Specifically, researchers learned the best irrigation treatments in sandy soil increased soybean yield from 15-100 percent with irrigation amounts ranging from 3.3-6.7 inches resulting in better irrigation water use efficiencies. Leib says the best irrigation treatments in higher water-holding capacity soils increased yield from 15-27 percent with irrigation amounts ranging from 1.8-4.7 inches and improved irrigation water use efficiencies. Conversely, irrigation beyond optimum amounts sometimes resulted in yield reductions of up to seven percent.

“Sandy soils required more irrigation and had a bigger impact on yield than soybean irrigation in higher water-holding capacity soils, although soybean irrigation in the Southeast is supplemental. Most of the crop’s water needs are met via rainfall,” says Leib. “The wide range of soybean response to irrigation is due to the year-to-year variability in rainfall and growing conditions.”
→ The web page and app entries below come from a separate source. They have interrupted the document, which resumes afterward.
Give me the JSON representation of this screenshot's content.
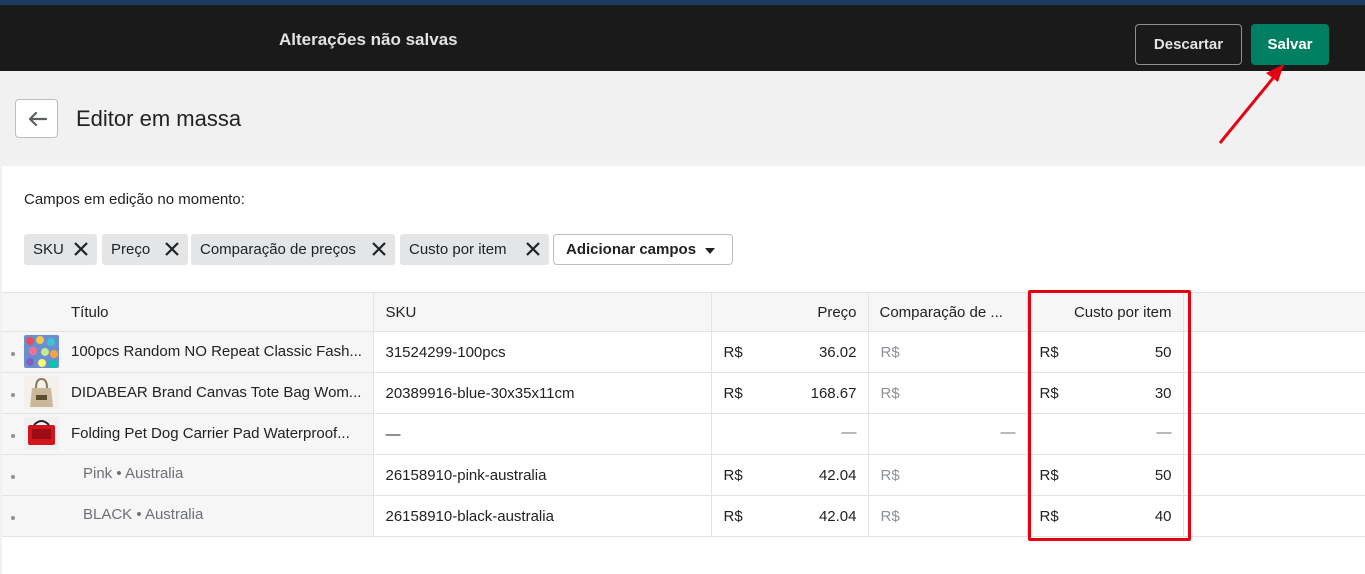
{
  "topbar": {
    "title": "Alterações não salvas",
    "discard_label": "Descartar",
    "save_label": "Salvar",
    "save_color": "#008060"
  },
  "page": {
    "title": "Editor em massa",
    "back_icon": "arrow-left-icon"
  },
  "fields": {
    "label": "Campos em edição no momento:",
    "tags": [
      "SKU",
      "Preço",
      "Comparação de preços",
      "Custo por item"
    ],
    "add_label": "Adicionar campos"
  },
  "table": {
    "headers": {
      "title": "Título",
      "sku": "SKU",
      "price": "Preço",
      "compare": "Comparação de ...",
      "cost": "Custo por item"
    },
    "currency": "R$",
    "dash": "—",
    "rows": [
      {
        "title": "100pcs Random NO Repeat Classic Fash...",
        "sku": "31524299-100pcs",
        "price": "36.02",
        "cost": "50"
      },
      {
        "title": "DIDABEAR Brand Canvas Tote Bag Wom...",
        "sku": "20389916-blue-30x35x11cm",
        "price": "168.67",
        "cost": "30"
      },
      {
        "title": "Folding Pet Dog Carrier Pad Waterproof...",
        "sku": "—",
        "price": "—",
        "compare": "—",
        "cost": "—"
      },
      {
        "title": "Pink • Australia",
        "sku": "26158910-pink-australia",
        "price": "42.04",
        "cost": "50"
      },
      {
        "title": "BLACK • Australia",
        "sku": "26158910-black-australia",
        "price": "42.04",
        "cost": "40"
      }
    ]
  },
  "annotation": {
    "highlight_color": "#e60012"
  }
}
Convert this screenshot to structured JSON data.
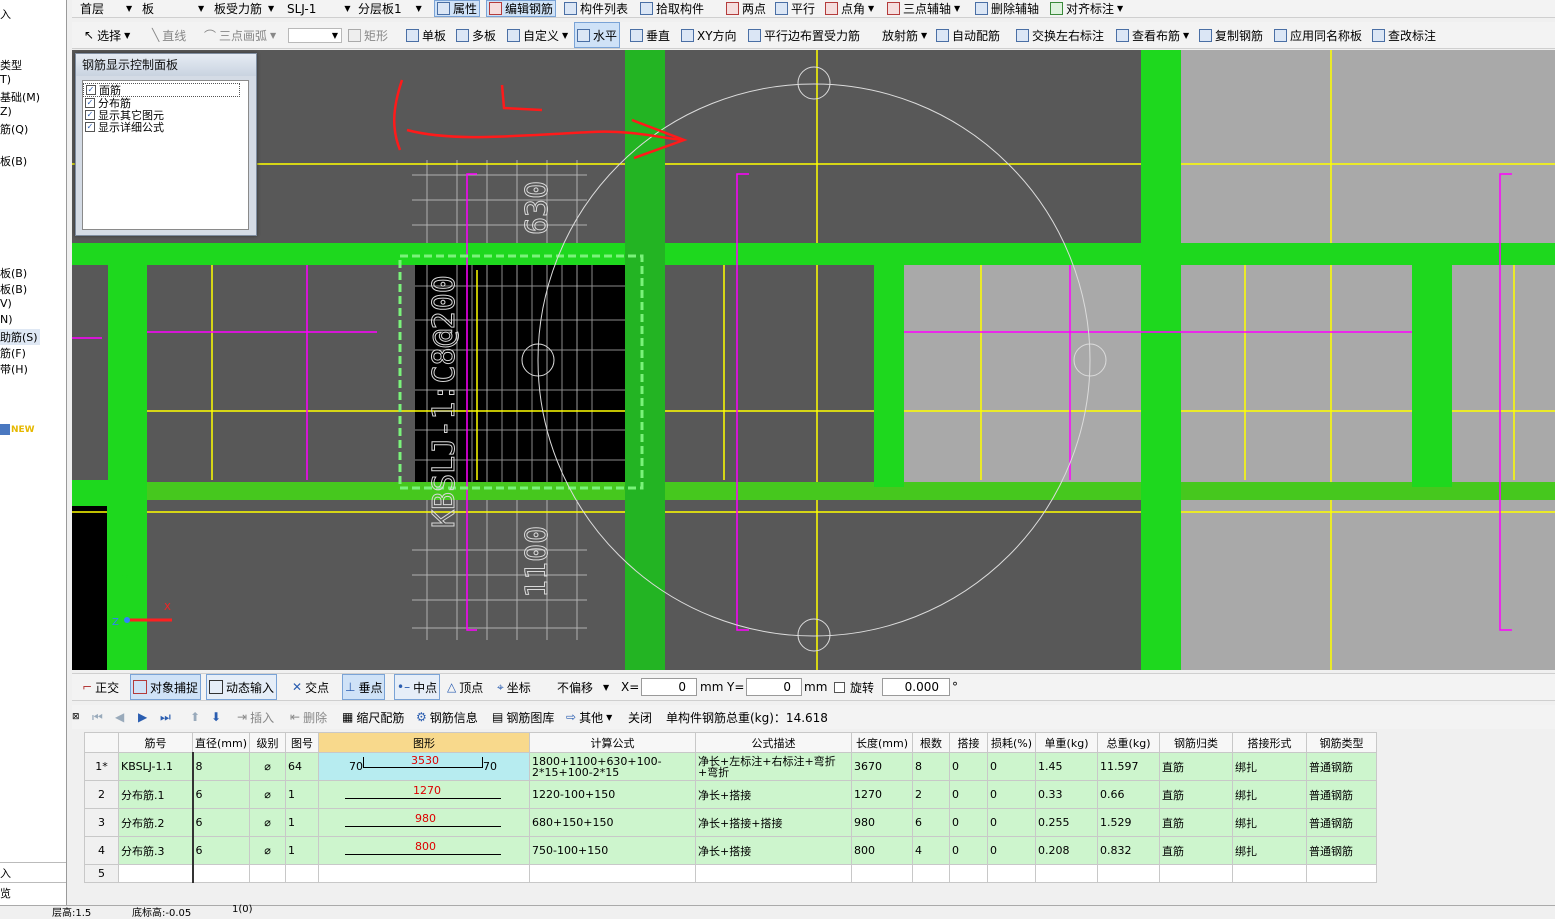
{
  "toolbar1": {
    "floor": "首层",
    "category": "板",
    "subcategory": "板受力筋",
    "component": "SLJ-1",
    "layer": "分层板1",
    "property": "属性",
    "edit_rebar": "编辑钢筋",
    "component_list": "构件列表",
    "pick_component": "拾取构件",
    "two_points": "两点",
    "parallel": "平行",
    "point_angle": "点角",
    "three_point_axis": "三点辅轴",
    "delete_axis": "删除辅轴",
    "align_label": "对齐标注"
  },
  "toolbar2": {
    "select": "选择",
    "line": "直线",
    "arc": "三点画弧",
    "rect": "矩形",
    "single_slab": "单板",
    "multi_slab": "多板",
    "custom": "自定义",
    "horizontal": "水平",
    "vertical": "垂直",
    "xy_dir": "XY方向",
    "parallel_edge": "平行边布置受力筋",
    "radial": "放射筋",
    "auto_config": "自动配筋",
    "swap_labels": "交换左右标注",
    "view_layout": "查看布筋",
    "copy_rebar": "复制钢筋",
    "apply_same": "应用同名称板",
    "modify_label": "查改标注"
  },
  "left_panel": {
    "items": [
      "入",
      "类型",
      "T)",
      "基础(M)",
      "Z)",
      "筋(Q)",
      "板(B)",
      "板(B)",
      "板(B)",
      "V)",
      "N)",
      "助筋(S)",
      "筋(F)",
      "带(H)",
      "NEW",
      "入",
      "览"
    ]
  },
  "control_panel": {
    "title": "钢筋显示控制面板",
    "options": [
      "面筋",
      "分布筋",
      "显示其它图元",
      "显示详细公式"
    ]
  },
  "canvas": {
    "rebar_label": "KBSLJ-1:C8@200",
    "num_630": "630",
    "num_1100": "1100",
    "axis_x": "X",
    "axis_y": "Y",
    "axis_z": "Z"
  },
  "snap_bar": {
    "ortho": "正交",
    "object_snap": "对象捕捉",
    "dynamic_input": "动态输入",
    "intersection": "交点",
    "perpendicular": "垂点",
    "midpoint": "中点",
    "vertex": "顶点",
    "coordinate": "坐标",
    "offset": "不偏移",
    "x_label": "X=",
    "x_value": "0",
    "unit": "mm",
    "y_label": "Y=",
    "y_value": "0",
    "rotate": "旋转",
    "rotate_value": "0.000",
    "degree": "°"
  },
  "rebar_bar": {
    "insert": "插入",
    "delete": "删除",
    "scale": "缩尺配筋",
    "info": "钢筋信息",
    "library": "钢筋图库",
    "other": "其他",
    "close": "关闭",
    "total_label": "单构件钢筋总重(kg)：14.618"
  },
  "table": {
    "headers": [
      "筋号",
      "直径(mm)",
      "级别",
      "图号",
      "图形",
      "计算公式",
      "公式描述",
      "长度(mm)",
      "根数",
      "搭接",
      "损耗(%)",
      "单重(kg)",
      "总重(kg)",
      "钢筋归类",
      "搭接形式",
      "钢筋类型"
    ],
    "rows": [
      {
        "no": "1*",
        "name": "KBSLJ-1.1",
        "dia": "8",
        "grade": "⌀",
        "fig": "64",
        "shape_left": "70",
        "shape_mid": "3530",
        "shape_right": "70",
        "formula": "1800+1100+630+100-2*15+100-2*15",
        "desc": "净长+左标注+右标注+弯折+弯折",
        "length": "3670",
        "count": "8",
        "lap": "0",
        "loss": "0",
        "unit_w": "1.45",
        "total_w": "11.597",
        "cat": "直筋",
        "lap_type": "绑扎",
        "type": "普通钢筋"
      },
      {
        "no": "2",
        "name": "分布筋.1",
        "dia": "6",
        "grade": "⌀",
        "fig": "1",
        "shape_mid": "1270",
        "formula": "1220-100+150",
        "desc": "净长+搭接",
        "length": "1270",
        "count": "2",
        "lap": "0",
        "loss": "0",
        "unit_w": "0.33",
        "total_w": "0.66",
        "cat": "直筋",
        "lap_type": "绑扎",
        "type": "普通钢筋"
      },
      {
        "no": "3",
        "name": "分布筋.2",
        "dia": "6",
        "grade": "⌀",
        "fig": "1",
        "shape_mid": "980",
        "formula": "680+150+150",
        "desc": "净长+搭接+搭接",
        "length": "980",
        "count": "6",
        "lap": "0",
        "loss": "0",
        "unit_w": "0.255",
        "total_w": "1.529",
        "cat": "直筋",
        "lap_type": "绑扎",
        "type": "普通钢筋"
      },
      {
        "no": "4",
        "name": "分布筋.3",
        "dia": "6",
        "grade": "⌀",
        "fig": "1",
        "shape_mid": "800",
        "formula": "750-100+150",
        "desc": "净长+搭接",
        "length": "800",
        "count": "4",
        "lap": "0",
        "loss": "0",
        "unit_w": "0.208",
        "total_w": "0.832",
        "cat": "直筋",
        "lap_type": "绑扎",
        "type": "普通钢筋"
      }
    ],
    "empty_row_no": "5"
  },
  "status": {
    "floor_height": "层高:1.5",
    "base_height": "底标高:-0.05",
    "count": "1(0)"
  },
  "colors": {
    "canvas_bg": "#585858",
    "beam_green": "#1ed81e",
    "grid_yellow": "#ffff00",
    "rebar_magenta": "#ff00ff",
    "annotation_red": "#ff0000",
    "row_green": "#cdf5cd"
  }
}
While farmers benefit from such information regarding regional variation in soybean response to irrigation, Leib notes there still is variability in individual soybean cropping systems at specific locations. He shares some irrigation tips that can help farmers enhance yield potential:

  • In most years, consider irrigating soybeans on silt loam soils at first pod (R3) and full pod (R4) when water use first peaks. Monitor soil water status during first seed (R5). That is one of the most sensitive growth stages for drought stress in soybeans.
  • In high rainfall years, yield reduction has been seen in silt loam and poorly drained soil when irrigation was added at late vegetative and early reproductive stages (V4 to R3).
  • In sandy soils, soybeans are more likely to require irrigation in late vegetative and early reproductive stages (V4 to R3) with the later reproductive stages (R4 to R6) being even more critical for providing adequate soil moisture.
  • Since variable rainfall can create soil conditions too wet or too dry for optimal soybean yield, a managed depletion irrigation (MDI) approach is recommended. Once the MDI level is reached, water should be applied at a rate equal to crop-water use from rainfall and supplemental irrigation (highest rates will be around 1.5 inches per week).
  • Center pivot application amounts should be set as high as possible without creating significant runoff: 0.3 to 0.5 inches per revolution on sloping fields and 0.5 to 0.8 inches per revolution on flatter river bottoms.
  • Soybean irrigation should be terminated by early to middle full seed (R6.5). Adequate soil moisture and/or rainfall can allow termination before R6.5. Slight but consistent yield loss has been observed when irrigating up to beginning maturity (R7).
  • MDI can be implemented by a water balance method that keeps track of both the water added to the soil by rainfall and irrigation as well as the amount used and removed by the crop. MDI also can be implemented by soil sensor methods that are a direct measurement of soil water status at specific locations and depths.

More irrigation management practice information can be found here.

To find research related to this Research Highlight, please visit the National Soybean Checkoff Research Database.